The Fellowship’s ability to connect different stakeholders from diverse backgrounds and correspondingly, create opportunities for collaboration is something Brydie-Leigh Bartleet values. She added: “This Fellowship provides those working in the Arts for Good field with a once in a lifetime opportunity! It provides an outstanding opportunity to connect with the world's leading practitioners in this field, to experience inspiring programs in different countries and to learn about how the Arts for Good ecosystem is growing and flourishing throughout the world. Fellows walk away with a renewed sense of purpose, a toolbox of new ideas and approaches, and an excellent international network of potential collaborators.”
High school students and Fellows enthusiastically interacted through singing Tamil folk songs infused with basic shapes created by Malay dance movements during the cross-cultural collaboration between Singaporean Fellow, Muhammad Noramin (centre) and Manjula Ponnapalli, Music Education Consultant from NalandaWay Foundation
Another highlight of the Fellowship experience was the Arts for Good Forum, co-organised by SIF and NalandaWay Foundation, in association with Stella Maris College.

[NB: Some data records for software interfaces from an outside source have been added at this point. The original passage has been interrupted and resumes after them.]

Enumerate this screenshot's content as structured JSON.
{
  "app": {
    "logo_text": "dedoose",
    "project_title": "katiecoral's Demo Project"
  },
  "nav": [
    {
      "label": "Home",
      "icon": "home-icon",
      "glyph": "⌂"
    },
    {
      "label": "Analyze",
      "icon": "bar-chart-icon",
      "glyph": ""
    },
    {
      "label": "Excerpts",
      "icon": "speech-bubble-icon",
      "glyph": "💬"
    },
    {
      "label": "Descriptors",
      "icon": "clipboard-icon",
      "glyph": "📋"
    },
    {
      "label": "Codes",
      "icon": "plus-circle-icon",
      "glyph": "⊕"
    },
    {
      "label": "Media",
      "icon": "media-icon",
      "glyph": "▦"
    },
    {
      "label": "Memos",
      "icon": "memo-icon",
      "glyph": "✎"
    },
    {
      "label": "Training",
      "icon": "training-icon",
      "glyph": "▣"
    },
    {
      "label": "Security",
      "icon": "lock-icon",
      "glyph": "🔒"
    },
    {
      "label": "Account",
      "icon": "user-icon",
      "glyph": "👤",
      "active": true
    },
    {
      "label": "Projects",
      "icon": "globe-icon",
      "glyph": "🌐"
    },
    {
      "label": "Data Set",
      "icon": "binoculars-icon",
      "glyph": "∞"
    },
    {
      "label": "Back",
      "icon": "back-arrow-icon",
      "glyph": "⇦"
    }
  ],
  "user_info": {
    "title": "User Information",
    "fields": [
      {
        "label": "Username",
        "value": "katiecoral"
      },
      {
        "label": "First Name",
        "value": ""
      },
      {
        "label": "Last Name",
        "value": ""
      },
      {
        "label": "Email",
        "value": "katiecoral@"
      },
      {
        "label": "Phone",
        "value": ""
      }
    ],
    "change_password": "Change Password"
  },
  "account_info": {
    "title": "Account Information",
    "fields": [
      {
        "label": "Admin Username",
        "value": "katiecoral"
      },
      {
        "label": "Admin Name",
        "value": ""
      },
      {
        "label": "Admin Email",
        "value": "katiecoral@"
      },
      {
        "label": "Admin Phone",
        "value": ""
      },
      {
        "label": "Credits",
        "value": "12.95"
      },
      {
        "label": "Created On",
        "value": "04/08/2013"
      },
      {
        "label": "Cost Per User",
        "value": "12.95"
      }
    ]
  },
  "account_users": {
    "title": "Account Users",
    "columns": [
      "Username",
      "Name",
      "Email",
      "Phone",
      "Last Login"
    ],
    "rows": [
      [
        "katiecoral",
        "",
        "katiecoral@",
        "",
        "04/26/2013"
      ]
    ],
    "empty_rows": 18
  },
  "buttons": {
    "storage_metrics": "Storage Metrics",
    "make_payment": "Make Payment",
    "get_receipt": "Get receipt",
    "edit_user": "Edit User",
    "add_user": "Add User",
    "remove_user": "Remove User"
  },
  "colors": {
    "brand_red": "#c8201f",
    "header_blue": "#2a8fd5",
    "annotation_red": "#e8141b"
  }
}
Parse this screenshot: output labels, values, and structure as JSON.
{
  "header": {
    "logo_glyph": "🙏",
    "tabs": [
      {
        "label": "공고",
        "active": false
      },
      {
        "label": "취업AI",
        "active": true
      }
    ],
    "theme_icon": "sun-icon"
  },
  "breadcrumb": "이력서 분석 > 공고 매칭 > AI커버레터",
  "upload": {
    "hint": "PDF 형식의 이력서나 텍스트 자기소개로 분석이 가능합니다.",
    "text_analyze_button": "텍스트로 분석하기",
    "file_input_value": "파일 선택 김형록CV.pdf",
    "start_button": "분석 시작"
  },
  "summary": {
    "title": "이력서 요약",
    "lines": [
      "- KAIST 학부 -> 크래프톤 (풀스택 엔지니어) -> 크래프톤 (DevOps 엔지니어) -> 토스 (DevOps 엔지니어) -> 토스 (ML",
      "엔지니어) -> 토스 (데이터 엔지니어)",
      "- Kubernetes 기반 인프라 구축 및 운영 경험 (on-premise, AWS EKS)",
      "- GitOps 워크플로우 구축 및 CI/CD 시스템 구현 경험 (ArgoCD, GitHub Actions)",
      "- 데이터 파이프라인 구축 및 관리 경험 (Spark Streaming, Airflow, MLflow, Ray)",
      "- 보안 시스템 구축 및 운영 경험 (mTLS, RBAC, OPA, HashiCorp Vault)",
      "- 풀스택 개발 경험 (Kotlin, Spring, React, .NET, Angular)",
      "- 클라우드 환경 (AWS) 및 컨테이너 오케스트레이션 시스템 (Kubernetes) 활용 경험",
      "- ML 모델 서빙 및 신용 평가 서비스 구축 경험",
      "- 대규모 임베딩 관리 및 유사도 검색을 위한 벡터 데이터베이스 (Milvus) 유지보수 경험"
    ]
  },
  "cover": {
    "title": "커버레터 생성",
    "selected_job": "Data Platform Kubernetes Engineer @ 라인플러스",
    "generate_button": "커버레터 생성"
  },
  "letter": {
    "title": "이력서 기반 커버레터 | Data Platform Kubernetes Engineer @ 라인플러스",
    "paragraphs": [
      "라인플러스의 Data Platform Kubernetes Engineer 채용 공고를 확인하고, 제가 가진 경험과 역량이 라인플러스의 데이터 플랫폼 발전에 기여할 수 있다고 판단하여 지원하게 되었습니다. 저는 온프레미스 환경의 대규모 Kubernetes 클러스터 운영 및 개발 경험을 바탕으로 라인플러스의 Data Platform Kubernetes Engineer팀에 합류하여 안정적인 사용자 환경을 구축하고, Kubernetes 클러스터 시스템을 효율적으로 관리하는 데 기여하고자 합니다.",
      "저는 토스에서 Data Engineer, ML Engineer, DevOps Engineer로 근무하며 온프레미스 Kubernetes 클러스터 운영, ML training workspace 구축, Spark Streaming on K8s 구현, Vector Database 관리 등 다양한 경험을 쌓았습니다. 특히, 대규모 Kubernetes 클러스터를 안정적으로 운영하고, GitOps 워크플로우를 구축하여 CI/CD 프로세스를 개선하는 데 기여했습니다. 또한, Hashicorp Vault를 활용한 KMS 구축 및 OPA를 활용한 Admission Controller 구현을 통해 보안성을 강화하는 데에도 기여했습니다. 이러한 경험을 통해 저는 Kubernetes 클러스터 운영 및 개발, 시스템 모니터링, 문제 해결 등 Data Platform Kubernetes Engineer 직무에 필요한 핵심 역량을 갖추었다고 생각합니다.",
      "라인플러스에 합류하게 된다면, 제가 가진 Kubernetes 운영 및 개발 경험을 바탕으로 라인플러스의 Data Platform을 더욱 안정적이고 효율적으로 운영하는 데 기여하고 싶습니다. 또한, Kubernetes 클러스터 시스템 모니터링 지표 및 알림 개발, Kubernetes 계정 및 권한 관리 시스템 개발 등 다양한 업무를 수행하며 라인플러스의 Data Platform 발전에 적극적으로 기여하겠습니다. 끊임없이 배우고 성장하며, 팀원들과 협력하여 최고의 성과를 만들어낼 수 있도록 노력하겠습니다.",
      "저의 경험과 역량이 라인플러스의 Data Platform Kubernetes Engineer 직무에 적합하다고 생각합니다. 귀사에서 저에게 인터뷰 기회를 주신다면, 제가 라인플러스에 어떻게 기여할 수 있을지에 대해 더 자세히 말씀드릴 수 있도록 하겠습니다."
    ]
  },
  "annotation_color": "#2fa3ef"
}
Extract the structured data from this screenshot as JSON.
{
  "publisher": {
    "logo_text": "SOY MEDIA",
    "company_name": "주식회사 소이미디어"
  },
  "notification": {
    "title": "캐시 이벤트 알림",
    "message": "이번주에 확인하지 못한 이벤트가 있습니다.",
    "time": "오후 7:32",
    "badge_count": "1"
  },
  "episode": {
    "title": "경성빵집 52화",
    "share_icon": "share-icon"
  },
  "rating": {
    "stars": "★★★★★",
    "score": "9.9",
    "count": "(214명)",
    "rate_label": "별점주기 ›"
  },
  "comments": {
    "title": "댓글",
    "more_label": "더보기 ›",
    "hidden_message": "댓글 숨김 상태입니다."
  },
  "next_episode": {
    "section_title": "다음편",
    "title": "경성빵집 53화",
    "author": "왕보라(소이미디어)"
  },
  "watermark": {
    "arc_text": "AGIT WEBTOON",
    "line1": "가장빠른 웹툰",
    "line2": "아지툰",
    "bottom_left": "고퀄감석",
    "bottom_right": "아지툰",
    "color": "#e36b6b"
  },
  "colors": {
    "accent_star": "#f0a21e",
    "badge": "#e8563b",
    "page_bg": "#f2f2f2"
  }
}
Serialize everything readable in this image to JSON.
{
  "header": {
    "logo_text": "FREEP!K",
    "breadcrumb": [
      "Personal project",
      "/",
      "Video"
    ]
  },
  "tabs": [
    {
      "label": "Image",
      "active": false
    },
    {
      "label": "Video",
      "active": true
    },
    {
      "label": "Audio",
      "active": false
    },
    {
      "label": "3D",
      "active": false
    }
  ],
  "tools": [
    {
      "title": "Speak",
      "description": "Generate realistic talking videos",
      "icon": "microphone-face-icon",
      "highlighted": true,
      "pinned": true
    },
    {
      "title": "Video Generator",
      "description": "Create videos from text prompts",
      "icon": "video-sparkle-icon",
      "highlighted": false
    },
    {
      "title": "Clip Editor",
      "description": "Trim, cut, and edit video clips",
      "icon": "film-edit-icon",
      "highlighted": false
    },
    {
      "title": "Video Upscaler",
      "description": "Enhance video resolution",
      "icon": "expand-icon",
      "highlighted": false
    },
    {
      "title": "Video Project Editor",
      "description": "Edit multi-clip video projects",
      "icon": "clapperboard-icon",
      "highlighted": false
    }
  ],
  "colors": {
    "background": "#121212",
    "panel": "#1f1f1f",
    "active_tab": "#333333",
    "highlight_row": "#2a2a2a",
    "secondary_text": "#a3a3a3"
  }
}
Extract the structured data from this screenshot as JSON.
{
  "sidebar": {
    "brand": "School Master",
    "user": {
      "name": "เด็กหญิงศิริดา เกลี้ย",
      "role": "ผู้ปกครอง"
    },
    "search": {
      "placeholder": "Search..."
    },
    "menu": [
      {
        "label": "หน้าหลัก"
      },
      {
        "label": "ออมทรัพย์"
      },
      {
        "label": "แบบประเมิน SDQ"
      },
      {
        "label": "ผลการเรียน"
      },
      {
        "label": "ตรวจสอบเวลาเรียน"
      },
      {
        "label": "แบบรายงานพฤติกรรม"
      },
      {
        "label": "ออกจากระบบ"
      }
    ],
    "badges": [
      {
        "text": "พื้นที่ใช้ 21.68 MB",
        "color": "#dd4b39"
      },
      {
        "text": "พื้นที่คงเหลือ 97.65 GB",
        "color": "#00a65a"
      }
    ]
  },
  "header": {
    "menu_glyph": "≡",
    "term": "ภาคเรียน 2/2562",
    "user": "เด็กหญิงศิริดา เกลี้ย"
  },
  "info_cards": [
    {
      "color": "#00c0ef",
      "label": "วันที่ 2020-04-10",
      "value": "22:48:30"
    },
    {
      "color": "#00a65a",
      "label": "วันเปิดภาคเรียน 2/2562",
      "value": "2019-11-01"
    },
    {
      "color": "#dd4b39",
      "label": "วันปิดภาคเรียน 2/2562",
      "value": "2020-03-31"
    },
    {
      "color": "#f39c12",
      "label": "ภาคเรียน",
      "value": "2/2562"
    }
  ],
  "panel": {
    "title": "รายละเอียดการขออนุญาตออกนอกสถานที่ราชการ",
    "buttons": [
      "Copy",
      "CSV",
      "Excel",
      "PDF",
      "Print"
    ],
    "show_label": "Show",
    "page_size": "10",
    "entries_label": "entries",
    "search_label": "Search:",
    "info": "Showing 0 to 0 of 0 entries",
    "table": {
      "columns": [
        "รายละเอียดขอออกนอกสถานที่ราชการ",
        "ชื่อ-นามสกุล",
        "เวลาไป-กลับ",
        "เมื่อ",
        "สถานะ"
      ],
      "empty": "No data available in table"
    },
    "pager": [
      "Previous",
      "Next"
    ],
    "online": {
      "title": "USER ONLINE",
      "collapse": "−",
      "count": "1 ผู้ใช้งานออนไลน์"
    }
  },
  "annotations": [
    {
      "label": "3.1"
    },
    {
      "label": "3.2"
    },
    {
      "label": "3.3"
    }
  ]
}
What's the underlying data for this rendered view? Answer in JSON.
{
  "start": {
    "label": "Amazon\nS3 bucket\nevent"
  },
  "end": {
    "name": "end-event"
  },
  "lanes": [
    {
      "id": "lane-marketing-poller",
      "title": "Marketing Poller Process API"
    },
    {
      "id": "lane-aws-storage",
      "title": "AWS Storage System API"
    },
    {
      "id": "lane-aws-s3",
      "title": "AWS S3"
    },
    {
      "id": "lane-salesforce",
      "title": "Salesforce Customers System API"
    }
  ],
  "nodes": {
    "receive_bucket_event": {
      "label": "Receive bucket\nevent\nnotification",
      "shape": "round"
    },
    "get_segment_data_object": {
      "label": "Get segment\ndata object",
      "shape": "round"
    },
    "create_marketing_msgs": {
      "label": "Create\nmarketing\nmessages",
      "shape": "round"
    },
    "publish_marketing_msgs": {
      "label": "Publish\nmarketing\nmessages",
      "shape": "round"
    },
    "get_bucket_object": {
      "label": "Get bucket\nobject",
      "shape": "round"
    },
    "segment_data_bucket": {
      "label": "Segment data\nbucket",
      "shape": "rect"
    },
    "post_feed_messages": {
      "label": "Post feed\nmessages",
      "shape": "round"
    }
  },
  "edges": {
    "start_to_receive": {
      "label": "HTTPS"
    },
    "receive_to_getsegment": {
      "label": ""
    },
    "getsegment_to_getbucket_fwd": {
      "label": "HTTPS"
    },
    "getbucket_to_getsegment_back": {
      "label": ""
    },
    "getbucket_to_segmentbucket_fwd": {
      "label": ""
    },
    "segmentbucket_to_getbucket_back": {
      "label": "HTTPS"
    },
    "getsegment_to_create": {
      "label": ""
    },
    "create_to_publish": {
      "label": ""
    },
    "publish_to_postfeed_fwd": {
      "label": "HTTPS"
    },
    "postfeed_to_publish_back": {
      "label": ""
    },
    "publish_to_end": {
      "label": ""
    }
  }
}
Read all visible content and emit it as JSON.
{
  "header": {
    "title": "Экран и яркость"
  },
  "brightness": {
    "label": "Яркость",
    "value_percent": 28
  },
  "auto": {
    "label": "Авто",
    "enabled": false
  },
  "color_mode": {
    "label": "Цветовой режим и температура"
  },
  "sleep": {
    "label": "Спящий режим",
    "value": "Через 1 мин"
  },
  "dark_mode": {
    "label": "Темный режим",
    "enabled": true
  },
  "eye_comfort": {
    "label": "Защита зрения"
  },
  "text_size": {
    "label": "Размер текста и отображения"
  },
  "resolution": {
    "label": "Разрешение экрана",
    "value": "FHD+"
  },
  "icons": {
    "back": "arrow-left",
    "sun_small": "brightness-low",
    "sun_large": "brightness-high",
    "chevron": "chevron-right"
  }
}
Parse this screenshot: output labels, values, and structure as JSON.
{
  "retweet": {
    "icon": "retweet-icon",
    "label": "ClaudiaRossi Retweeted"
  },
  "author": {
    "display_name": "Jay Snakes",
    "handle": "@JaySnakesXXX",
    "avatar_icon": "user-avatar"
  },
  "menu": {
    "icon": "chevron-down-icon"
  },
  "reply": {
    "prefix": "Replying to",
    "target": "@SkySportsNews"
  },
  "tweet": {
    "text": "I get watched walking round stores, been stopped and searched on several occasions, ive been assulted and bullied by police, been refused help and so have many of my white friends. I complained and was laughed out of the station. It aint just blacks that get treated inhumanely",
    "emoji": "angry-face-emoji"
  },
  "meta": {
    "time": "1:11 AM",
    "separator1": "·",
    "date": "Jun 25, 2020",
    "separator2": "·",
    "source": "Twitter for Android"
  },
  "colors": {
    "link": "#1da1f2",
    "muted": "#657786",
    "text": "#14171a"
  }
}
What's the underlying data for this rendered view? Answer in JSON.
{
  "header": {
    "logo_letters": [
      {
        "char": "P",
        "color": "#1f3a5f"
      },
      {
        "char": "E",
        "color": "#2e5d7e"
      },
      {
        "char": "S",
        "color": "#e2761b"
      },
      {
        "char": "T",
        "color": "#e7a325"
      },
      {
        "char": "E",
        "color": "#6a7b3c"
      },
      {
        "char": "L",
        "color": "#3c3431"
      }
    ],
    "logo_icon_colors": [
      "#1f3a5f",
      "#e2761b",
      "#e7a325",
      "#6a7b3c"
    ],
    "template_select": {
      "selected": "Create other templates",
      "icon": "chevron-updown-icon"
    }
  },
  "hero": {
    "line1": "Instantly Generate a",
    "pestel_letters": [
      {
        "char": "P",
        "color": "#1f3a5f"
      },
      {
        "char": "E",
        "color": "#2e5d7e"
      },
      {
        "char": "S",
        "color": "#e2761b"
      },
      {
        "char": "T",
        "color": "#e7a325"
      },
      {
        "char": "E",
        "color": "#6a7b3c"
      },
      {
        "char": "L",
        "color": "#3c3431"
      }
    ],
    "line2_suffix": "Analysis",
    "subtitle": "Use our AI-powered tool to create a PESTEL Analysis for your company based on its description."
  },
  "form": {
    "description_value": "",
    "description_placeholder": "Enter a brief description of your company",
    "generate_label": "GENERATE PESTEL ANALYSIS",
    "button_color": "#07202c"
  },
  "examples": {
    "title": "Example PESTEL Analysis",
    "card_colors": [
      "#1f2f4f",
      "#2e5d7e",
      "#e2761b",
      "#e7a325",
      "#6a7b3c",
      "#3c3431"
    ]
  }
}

The public forum drew an audience of about 100 and saw the vibrant exchange of ideas in creating positive social change across diverse communities.
During the forum’s ‘Empowering Youth through the Arts’ panel discussion moderated by Sriram Ayer, panelists like Archana Ramachandran, City Director, Chennai, Teach for India; Dushyanth Gunashekar, Creative Curator-Entrepreneur, Crea-Shakthi; Revanna Marilinga, Manager, After School Life Skill Programme, Dream a Dream; and Tenma, Music Director and Co-Founder, The Casteless Collective, discussed how they respectively incorporated different art forms into their work to empower youth. In addition to the panel, there were also five breakout sessions conducted by the Fellows.
The power of networks is critical in sustaining individual efforts, noted Thai Fellow and movement artist Mimie Vararom Tavivoradilok. “The Arts for Good Fellowship is a superb platform to connect people from around the world... Some of us struggle or may even give up along the way because we feel there is no support or funding. So, having an Arts for Good ecosystem globally can help a lot in connecting these small scattered dots and making the whole picture seen. This is what the world needs.”
Applications for the third edition of the A4G Fellowship will start soon from April 2019. Get involved and be a part of a growing international community of practitioners using the arts to positively impact communities! Get your updates on the upcoming Fellowship on our Facebook and Instagram. Learn more about the Arts for Good Fellowship Fellows here and our programme here!